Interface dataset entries
# # #

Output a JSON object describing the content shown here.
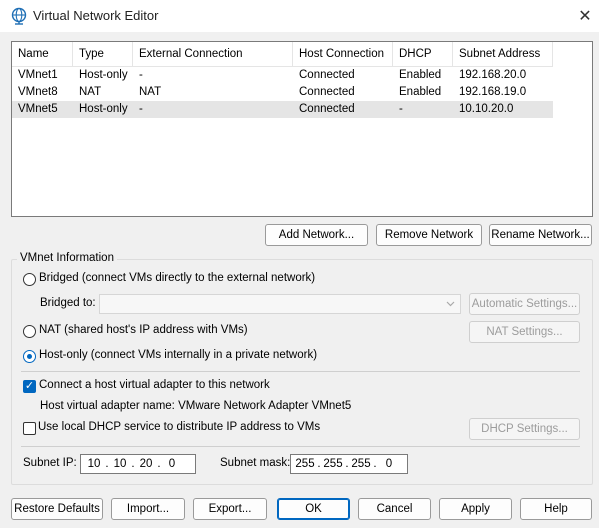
{
  "window": {
    "title": "Virtual Network Editor",
    "close_glyph": "✕"
  },
  "table": {
    "columns": [
      "Name",
      "Type",
      "External Connection",
      "Host Connection",
      "DHCP",
      "Subnet Address"
    ],
    "rows": [
      {
        "name": "VMnet1",
        "type": "Host-only",
        "external": "-",
        "host": "Connected",
        "dhcp": "Enabled",
        "subnet": "192.168.20.0"
      },
      {
        "name": "VMnet8",
        "type": "NAT",
        "external": "NAT",
        "host": "Connected",
        "dhcp": "Enabled",
        "subnet": "192.168.19.0"
      },
      {
        "name": "VMnet5",
        "type": "Host-only",
        "external": "-",
        "host": "Connected",
        "dhcp": "-",
        "subnet": "10.10.20.0"
      }
    ],
    "selected_row": 2
  },
  "network_buttons": {
    "add": "Add Network...",
    "remove": "Remove Network",
    "rename": "Rename Network..."
  },
  "vmnet_info": {
    "group_label": "VMnet Information",
    "bridged_label": "Bridged (connect VMs directly to the external network)",
    "bridged_to_label": "Bridged to:",
    "bridged_to_value": "",
    "automatic_settings": "Automatic Settings...",
    "nat_label": "NAT (shared host's IP address with VMs)",
    "nat_settings": "NAT Settings...",
    "hostonly_label": "Host-only (connect VMs internally in a private network)",
    "selected_mode": "host-only",
    "connect_adapter_label": "Connect a host virtual adapter to this network",
    "connect_adapter_checked": true,
    "adapter_name_text": "Host virtual adapter name: VMware Network Adapter VMnet5",
    "dhcp_label": "Use local DHCP service to distribute IP address to VMs",
    "dhcp_checked": false,
    "dhcp_settings": "DHCP Settings...",
    "subnet_ip_label": "Subnet IP:",
    "subnet_ip": [
      "10",
      "10",
      "20",
      "0"
    ],
    "subnet_mask_label": "Subnet mask:",
    "subnet_mask": [
      "255",
      "255",
      "255",
      "0"
    ]
  },
  "footer_buttons": {
    "restore": "Restore Defaults",
    "import": "Import...",
    "export": "Export...",
    "ok": "OK",
    "cancel": "Cancel",
    "apply": "Apply",
    "help": "Help"
  },
  "icons": {
    "app": "globe-network-icon",
    "close": "close-icon",
    "combo_arrow": "chevron-down-icon"
  },
  "colors": {
    "accent": "#0067c0",
    "selected_row": "#e5e5e5",
    "background": "#f0f0f0"
  }
}
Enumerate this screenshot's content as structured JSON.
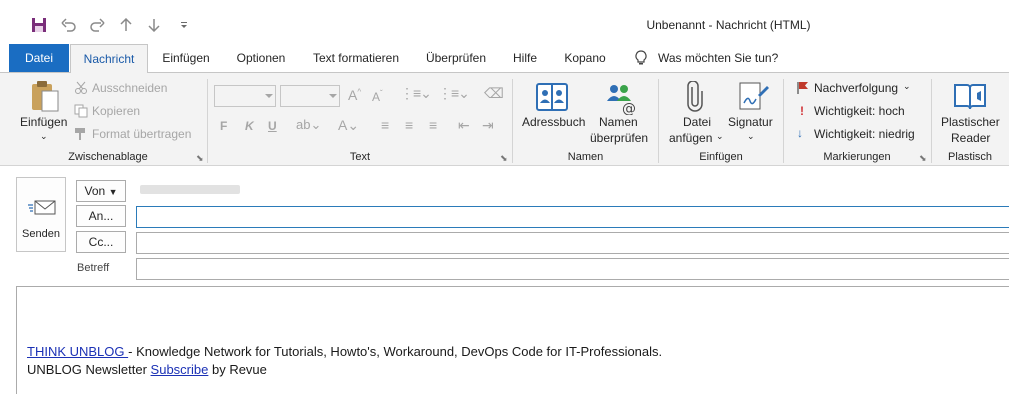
{
  "window": {
    "title": "Unbenannt  -  Nachricht (HTML)"
  },
  "quick_access": {
    "icons": [
      "save-icon",
      "undo-icon",
      "redo-icon",
      "up-arrow-icon",
      "down-arrow-icon",
      "customize-icon"
    ]
  },
  "tabs": {
    "datei": "Datei",
    "nachricht": "Nachricht",
    "einfuegen": "Einfügen",
    "optionen": "Optionen",
    "text_formatieren": "Text formatieren",
    "ueberpruefen": "Überprüfen",
    "hilfe": "Hilfe",
    "kopano": "Kopano",
    "tell_me": "Was möchten Sie tun?"
  },
  "ribbon": {
    "zwischenablage": {
      "label": "Zwischenablage",
      "paste": "Einfügen",
      "cut": "Ausschneiden",
      "copy": "Kopieren",
      "format_painter": "Format übertragen"
    },
    "text": {
      "label": "Text",
      "bold": "F",
      "italic": "K",
      "underline": "U"
    },
    "namen": {
      "label": "Namen",
      "adressbuch": "Adressbuch",
      "namen_line1": "Namen",
      "namen_line2": "überprüfen"
    },
    "einfuegen": {
      "label": "Einfügen",
      "datei_line1": "Datei",
      "datei_line2": "anfügen",
      "signatur": "Signatur"
    },
    "markierungen": {
      "label": "Markierungen",
      "nachverfolgung": "Nachverfolgung",
      "wichtigkeit_hoch": "Wichtigkeit: hoch",
      "wichtigkeit_niedrig": "Wichtigkeit: niedrig"
    },
    "plastisch": {
      "label": "Plastisch",
      "reader_line1": "Plastischer",
      "reader_line2": "Reader"
    }
  },
  "compose": {
    "send": "Senden",
    "von": "Von",
    "an": "An...",
    "cc": "Cc...",
    "betreff": "Betreff",
    "to_value": "",
    "cc_value": "",
    "subject_value": ""
  },
  "body": {
    "line1_link": "THINK UNBLOG ",
    "line1_rest": "- Knowledge Network for Tutorials, Howto's, Workaround, DevOps Code for IT-Professionals.",
    "line2_prefix": "UNBLOG Newsletter ",
    "line2_link": "Subscribe",
    "line2_suffix": " by Revue"
  },
  "colors": {
    "accent": "#1a6dc2",
    "link": "#1b31b5",
    "flag": "#c0392b",
    "importance_high": "#d13438",
    "importance_low": "#2f6fb5"
  }
}
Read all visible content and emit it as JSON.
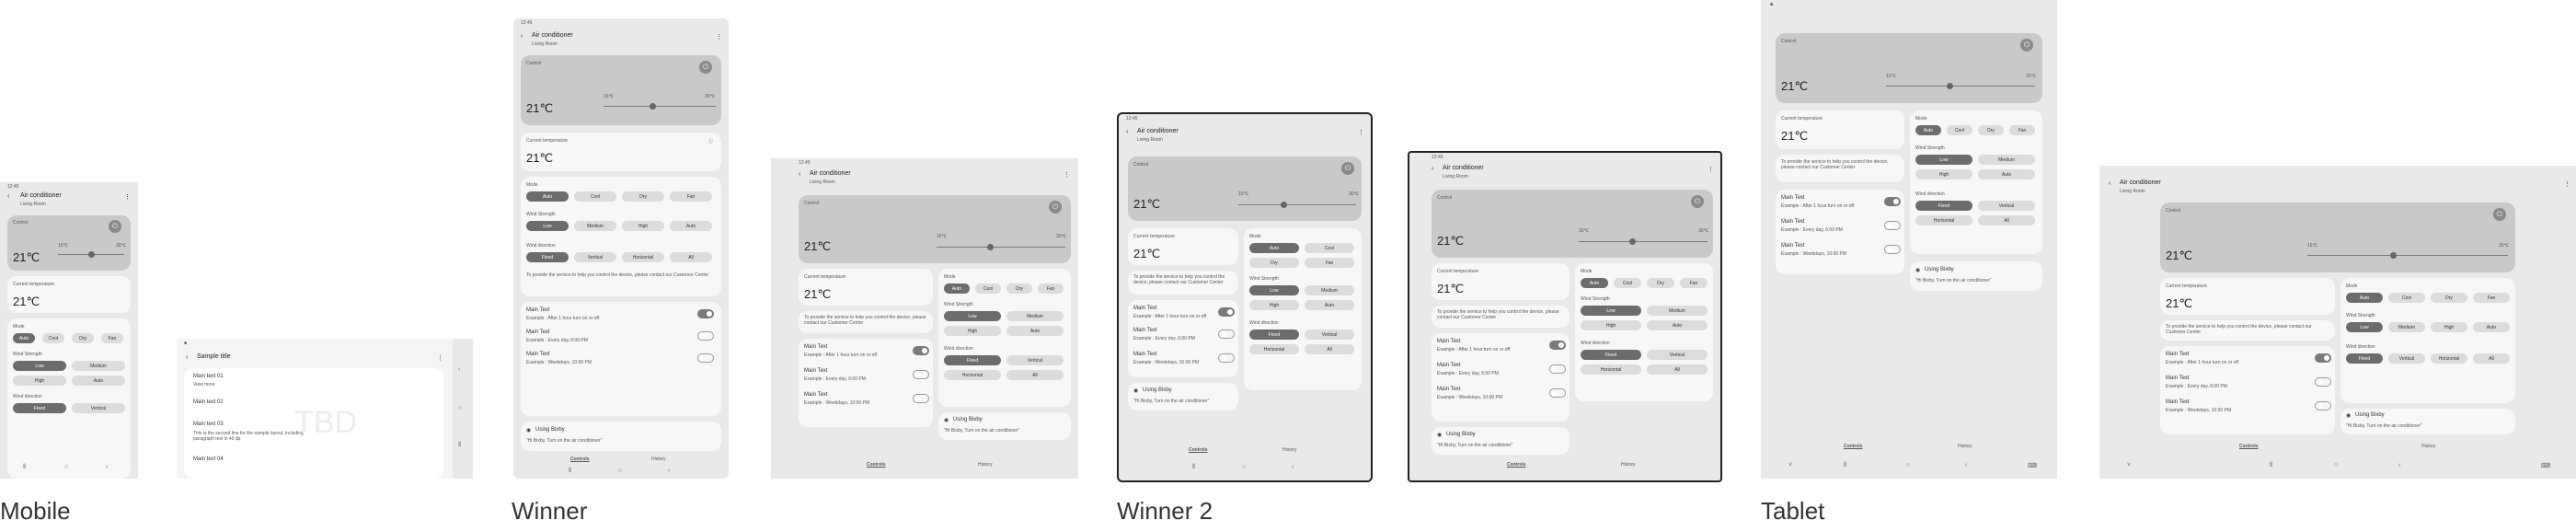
{
  "devices": {
    "mobile": "Mobile",
    "winner": "Winner",
    "winner2": "Winner 2",
    "tablet": "Tablet"
  },
  "app": {
    "title": "Air conditioner",
    "subtitle": "Living Room",
    "control_title": "Control",
    "temp": "21℃",
    "min_temp": "16℃",
    "max_temp": "30℃",
    "current_temp_label": "Current temperature",
    "mode_label": "Mode",
    "modes": [
      "Auto",
      "Cool",
      "Dry",
      "Fan"
    ],
    "wind_strength_label": "Wind Strength",
    "wind_strengths": [
      "Low",
      "Medium",
      "High",
      "Auto"
    ],
    "wind_direction_label": "Wind direction",
    "wind_directions": [
      "Fixed",
      "Vertical",
      "Horizontal",
      "All"
    ],
    "info_text": "To provide the service to help you control the device, please contact our Customer Center",
    "main_text_1": "Main Text",
    "sub_text_1": "Example : After 1 hour turn on or off",
    "main_text_2": "Main Text",
    "sub_text_2": "Example : Every day, 6:00 PM",
    "main_text_3": "Main Text",
    "sub_text_3": "Example : Weekdays, 10:00 PM",
    "bixby_title": "Using Bixby",
    "bixby_hint": "\"Hi Bixby, Turn on the air conditioner\"",
    "tab_controls": "Controls",
    "tab_history": "History",
    "status_time": "12:45"
  },
  "sample": {
    "title": "Sample title",
    "items": [
      "Main text 01",
      "Main text 02",
      "Main text 03",
      "Main text 04"
    ],
    "item1_sub": "View more",
    "item3_sub": "This is the second line for the sample layout, including paragraph text in 40 dp",
    "tbd": "TBD"
  },
  "icons": {
    "back": "back-arrow-icon",
    "more": "more-vertical-icon",
    "power": "power-icon",
    "info": "info-icon",
    "bixby": "bixby-icon"
  }
}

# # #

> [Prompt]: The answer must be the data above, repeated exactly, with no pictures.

> [Solution for this exercise]:
Output a JSON object describing the content shown here.
{
  "window": {
    "title": "Virtual Network Editor",
    "close_glyph": "✕"
  },
  "table": {
    "columns": [
      "Name",
      "Type",
      "External Connection",
      "Host Connection",
      "DHCP",
      "Subnet Address"
    ],
    "rows": [
      {
        "name": "VMnet1",
        "type": "Host-only",
        "external": "-",
        "host": "Connected",
        "dhcp": "Enabled",
        "subnet": "192.168.20.0"
      },
      {
        "name": "VMnet8",
        "type": "NAT",
        "external": "NAT",
        "host": "Connected",
        "dhcp": "Enabled",
        "subnet": "192.168.19.0"
      },
      {
        "name": "VMnet5",
        "type": "Host-only",
        "external": "-",
        "host": "Connected",
        "dhcp": "-",
        "subnet": "10.10.20.0"
      }
    ],
    "selected_row": 2
  },
  "network_buttons": {
    "add": "Add Network...",
    "remove": "Remove Network",
    "rename": "Rename Network..."
  },
  "vmnet_info": {
    "group_label": "VMnet Information",
    "bridged_label": "Bridged (connect VMs directly to the external network)",
    "bridged_to_label": "Bridged to:",
    "bridged_to_value": "",
    "automatic_settings": "Automatic Settings...",
    "nat_label": "NAT (shared host's IP address with VMs)",
    "nat_settings": "NAT Settings...",
    "hostonly_label": "Host-only (connect VMs internally in a private network)",
    "selected_mode": "host-only",
    "connect_adapter_label": "Connect a host virtual adapter to this network",
    "connect_adapter_checked": true,
    "adapter_name_text": "Host virtual adapter name: VMware Network Adapter VMnet5",
    "dhcp_label": "Use local DHCP service to distribute IP address to VMs",
    "dhcp_checked": false,
    "dhcp_settings": "DHCP Settings...",
    "subnet_ip_label": "Subnet IP:",
    "subnet_ip": [
      "10",
      "10",
      "20",
      "0"
    ],
    "subnet_mask_label": "Subnet mask:",
    "subnet_mask": [
      "255",
      "255",
      "255",
      "0"
    ]
  },
  "footer_buttons": {
    "restore": "Restore Defaults",
    "import": "Import...",
    "export": "Export...",
    "ok": "OK",
    "cancel": "Cancel",
    "apply": "Apply",
    "help": "Help"
  },
  "icons": {
    "app": "globe-network-icon",
    "close": "close-icon",
    "combo_arrow": "chevron-down-icon"
  },
  "colors": {
    "accent": "#0067c0",
    "selected_row": "#e5e5e5",
    "background": "#f0f0f0"
  }
}
Enumerate this screenshot's content as structured JSON.
{
  "window": {
    "title": "Unbenannt  -  Nachricht (HTML)"
  },
  "quick_access": {
    "icons": [
      "save-icon",
      "undo-icon",
      "redo-icon",
      "up-arrow-icon",
      "down-arrow-icon",
      "customize-icon"
    ]
  },
  "tabs": {
    "datei": "Datei",
    "nachricht": "Nachricht",
    "einfuegen": "Einfügen",
    "optionen": "Optionen",
    "text_formatieren": "Text formatieren",
    "ueberpruefen": "Überprüfen",
    "hilfe": "Hilfe",
    "kopano": "Kopano",
    "tell_me": "Was möchten Sie tun?"
  },
  "ribbon": {
    "zwischenablage": {
      "label": "Zwischenablage",
      "paste": "Einfügen",
      "cut": "Ausschneiden",
      "copy": "Kopieren",
      "format_painter": "Format übertragen"
    },
    "text": {
      "label": "Text",
      "bold": "F",
      "italic": "K",
      "underline": "U"
    },
    "namen": {
      "label": "Namen",
      "adressbuch": "Adressbuch",
      "namen_line1": "Namen",
      "namen_line2": "überprüfen"
    },
    "einfuegen": {
      "label": "Einfügen",
      "datei_line1": "Datei",
      "datei_line2": "anfügen",
      "signatur": "Signatur"
    },
    "markierungen": {
      "label": "Markierungen",
      "nachverfolgung": "Nachverfolgung",
      "wichtigkeit_hoch": "Wichtigkeit: hoch",
      "wichtigkeit_niedrig": "Wichtigkeit: niedrig"
    },
    "plastisch": {
      "label": "Plastisch",
      "reader_line1": "Plastischer",
      "reader_line2": "Reader"
    }
  },
  "compose": {
    "send": "Senden",
    "von": "Von",
    "an": "An...",
    "cc": "Cc...",
    "betreff": "Betreff",
    "to_value": "",
    "cc_value": "",
    "subject_value": ""
  },
  "body": {
    "line1_link": "THINK UNBLOG ",
    "line1_rest": "- Knowledge Network for Tutorials, Howto's, Workaround, DevOps Code for IT-Professionals.",
    "line2_prefix": "UNBLOG Newsletter ",
    "line2_link": "Subscribe",
    "line2_suffix": " by Revue"
  },
  "colors": {
    "accent": "#1a6dc2",
    "link": "#1b31b5",
    "flag": "#c0392b",
    "importance_high": "#d13438",
    "importance_low": "#2f6fb5"
  }
}
Read all visible content and emit it as JSON.
{
  "devices": {
    "mobile": "Mobile",
    "winner": "Winner",
    "winner2": "Winner 2",
    "tablet": "Tablet"
  },
  "app": {
    "title": "Air conditioner",
    "subtitle": "Living Room",
    "control_title": "Control",
    "temp": "21℃",
    "min_temp": "16℃",
    "max_temp": "30℃",
    "current_temp_label": "Current temperature",
    "mode_label": "Mode",
    "modes": [
      "Auto",
      "Cool",
      "Dry",
      "Fan"
    ],
    "wind_strength_label": "Wind Strength",
    "wind_strengths": [
      "Low",
      "Medium",
      "High",
      "Auto"
    ],
    "wind_direction_label": "Wind direction",
    "wind_directions": [
      "Fixed",
      "Vertical",
      "Horizontal",
      "All"
    ],
    "info_text": "To provide the service to help you control the device, please contact our Customer Center",
    "main_text_1": "Main Text",
    "sub_text_1": "Example : After 1 hour turn on or off",
    "main_text_2": "Main Text",
    "sub_text_2": "Example : Every day, 6:00 PM",
    "main_text_3": "Main Text",
    "sub_text_3": "Example : Weekdays, 10:00 PM",
    "bixby_title": "Using Bixby",
    "bixby_hint": "\"Hi Bixby, Turn on the air conditioner\"",
    "tab_controls": "Controls",
    "tab_history": "History",
    "status_time": "12:45"
  },
  "sample": {
    "title": "Sample title",
    "items": [
      "Main text 01",
      "Main text 02",
      "Main text 03",
      "Main text 04"
    ],
    "item1_sub": "View more",
    "item3_sub": "This is the second line for the sample layout, including paragraph text in 40 dp",
    "tbd": "TBD"
  },
  "icons": {
    "back": "back-arrow-icon",
    "more": "more-vertical-icon",
    "power": "power-icon",
    "info": "info-icon",
    "bixby": "bixby-icon"
  }
}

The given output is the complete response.